We also are deeply appreciative of the support provided to us by the John Templeton Foundation. The collaborations among the scholars contributing to this volume, and the science that has been produced, could not have occurred without the vision and support of the Foundation. In addition, we are grateful to the Thrive Foundation for Youth, and to its Executive Director, Carol Gray, for her support of this volume. We deeply appreciate all that Carol has done to link our scholarship with the numerous communities within which the Thrive Foundation is working with impressive effectiveness to foster thriving among young people.

Finally, our work on Thriving and Spirituality Among Youth: Research Perspectives and Future Possibilities has been framed by the intellectual leadership of the late Sir John M. Templeton. Sir John stressed the importance of generating new spiritual knowledge to help direct the lives of youth along positive life paths. His life work inspired us to undertake the scholarly work represented in this volume. We dedicated the first volume derived from this project to him. Because of his vision, values, and virtues, it is fitting that we also dedicate this second book to his memory.

A. E. A. W., Medford, MA
R. M. L., Medford, MA
E. P., Medford, MA
September, 2010

REFERENCE

Lerner, R. M., Roeser, R. W., & Phelps, E. (2008). Positive development, spirituality, and generosity in youth: An introduction to the issues. In R. M. Lerner, R. W. Roeser, & E. Phelps (Eds.), Positive youth development and spirituality: From theory to research. West Conshohocken, PA: Templeton Foundation Press.

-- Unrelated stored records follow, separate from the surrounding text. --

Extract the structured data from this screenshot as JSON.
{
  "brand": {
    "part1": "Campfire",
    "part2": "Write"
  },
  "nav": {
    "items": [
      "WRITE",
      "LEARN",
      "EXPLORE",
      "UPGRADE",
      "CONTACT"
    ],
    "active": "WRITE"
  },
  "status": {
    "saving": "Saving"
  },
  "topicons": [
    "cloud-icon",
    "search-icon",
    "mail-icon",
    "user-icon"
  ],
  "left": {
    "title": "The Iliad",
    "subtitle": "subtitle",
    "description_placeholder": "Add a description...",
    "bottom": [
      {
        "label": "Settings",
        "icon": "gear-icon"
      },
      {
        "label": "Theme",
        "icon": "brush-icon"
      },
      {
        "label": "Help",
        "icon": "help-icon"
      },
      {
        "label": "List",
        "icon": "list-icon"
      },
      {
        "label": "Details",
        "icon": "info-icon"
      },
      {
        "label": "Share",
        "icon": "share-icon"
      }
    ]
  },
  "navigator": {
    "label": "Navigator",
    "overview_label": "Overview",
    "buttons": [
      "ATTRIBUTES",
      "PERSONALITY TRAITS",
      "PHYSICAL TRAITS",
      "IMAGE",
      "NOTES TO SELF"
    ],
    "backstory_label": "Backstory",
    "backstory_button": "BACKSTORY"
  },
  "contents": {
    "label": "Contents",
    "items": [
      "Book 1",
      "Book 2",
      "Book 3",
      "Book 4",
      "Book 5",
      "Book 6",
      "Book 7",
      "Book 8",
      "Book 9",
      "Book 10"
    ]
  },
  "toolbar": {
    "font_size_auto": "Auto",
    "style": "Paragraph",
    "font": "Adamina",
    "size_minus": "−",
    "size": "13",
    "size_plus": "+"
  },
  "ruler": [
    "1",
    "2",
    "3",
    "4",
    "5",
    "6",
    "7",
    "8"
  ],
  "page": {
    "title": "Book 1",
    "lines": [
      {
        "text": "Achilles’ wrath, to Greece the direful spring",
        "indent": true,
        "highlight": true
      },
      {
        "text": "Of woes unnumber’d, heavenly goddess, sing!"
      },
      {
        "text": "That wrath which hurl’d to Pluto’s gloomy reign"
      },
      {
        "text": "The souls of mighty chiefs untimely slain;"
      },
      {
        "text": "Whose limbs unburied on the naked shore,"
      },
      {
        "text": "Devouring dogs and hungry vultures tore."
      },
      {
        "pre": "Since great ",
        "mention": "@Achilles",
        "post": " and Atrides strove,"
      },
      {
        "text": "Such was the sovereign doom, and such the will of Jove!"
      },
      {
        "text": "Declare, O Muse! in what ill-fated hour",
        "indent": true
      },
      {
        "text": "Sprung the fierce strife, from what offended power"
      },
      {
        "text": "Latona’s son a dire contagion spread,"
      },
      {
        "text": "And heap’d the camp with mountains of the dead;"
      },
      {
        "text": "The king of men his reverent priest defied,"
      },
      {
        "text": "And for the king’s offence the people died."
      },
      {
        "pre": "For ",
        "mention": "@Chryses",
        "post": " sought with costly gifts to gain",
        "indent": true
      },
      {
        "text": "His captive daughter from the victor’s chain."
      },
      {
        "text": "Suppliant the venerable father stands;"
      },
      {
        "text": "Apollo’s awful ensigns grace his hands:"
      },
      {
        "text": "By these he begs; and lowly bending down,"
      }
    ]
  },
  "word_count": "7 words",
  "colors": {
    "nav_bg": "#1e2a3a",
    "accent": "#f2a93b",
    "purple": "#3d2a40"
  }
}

Contributors

Mona M. Abo-Zena
Tufts University

Aerika S. Brittian
Arizona State University

Dan Du
Tufts University

David Henry Feldman
Tufts University

Paula Taylor Greathouse
University of South Florida

Elena L. Grigorenko
Yale University

Sonia S. Issac Koshy
Tufts University

Sara W. Lazar
Harvard Medical School

Gabriel Leonard
McGill University

Jacqueline V. Lerner
Boston College

Richard M. Lerner
Tufts University

Jenni Menon Mariano
University of South Florida

Ofra Mayseless
University of Haifa

Tomáš Paus
University of Toronto

Zdenka Pausova
University of Nottingham

Michel Perron
University of Montreal

Erin Phelps
Tufts University

G. Bruce Pike
McGill University

Alan P. Poey
Tufts University

Louis Richer
University of Quebec in Chicoutimi

Robert W. Roeser
Portland State University

Pninit Russo-Netzer
University of Haifa

Hala Shehadeh
New York University

Lonnie R. Sherrod
Society for Research in Child Development

Sukhmani Singh
New York University

Selcuk R. Sirin
New York University

Margaret Beale Spencer
University of Chicago

Gabriel S. Spiewak
Fordham University

Carola Suárez-Orozco
New York University

Roberto Toro
University of Nottingham

Heather L. Urry
Tufts University

Suzanne Veillette
University of Montreal

Amy Eva Alberts Warren
Tufts University

Wei Zhang
South China Normal University

Shuangju Zhen
South China Normal University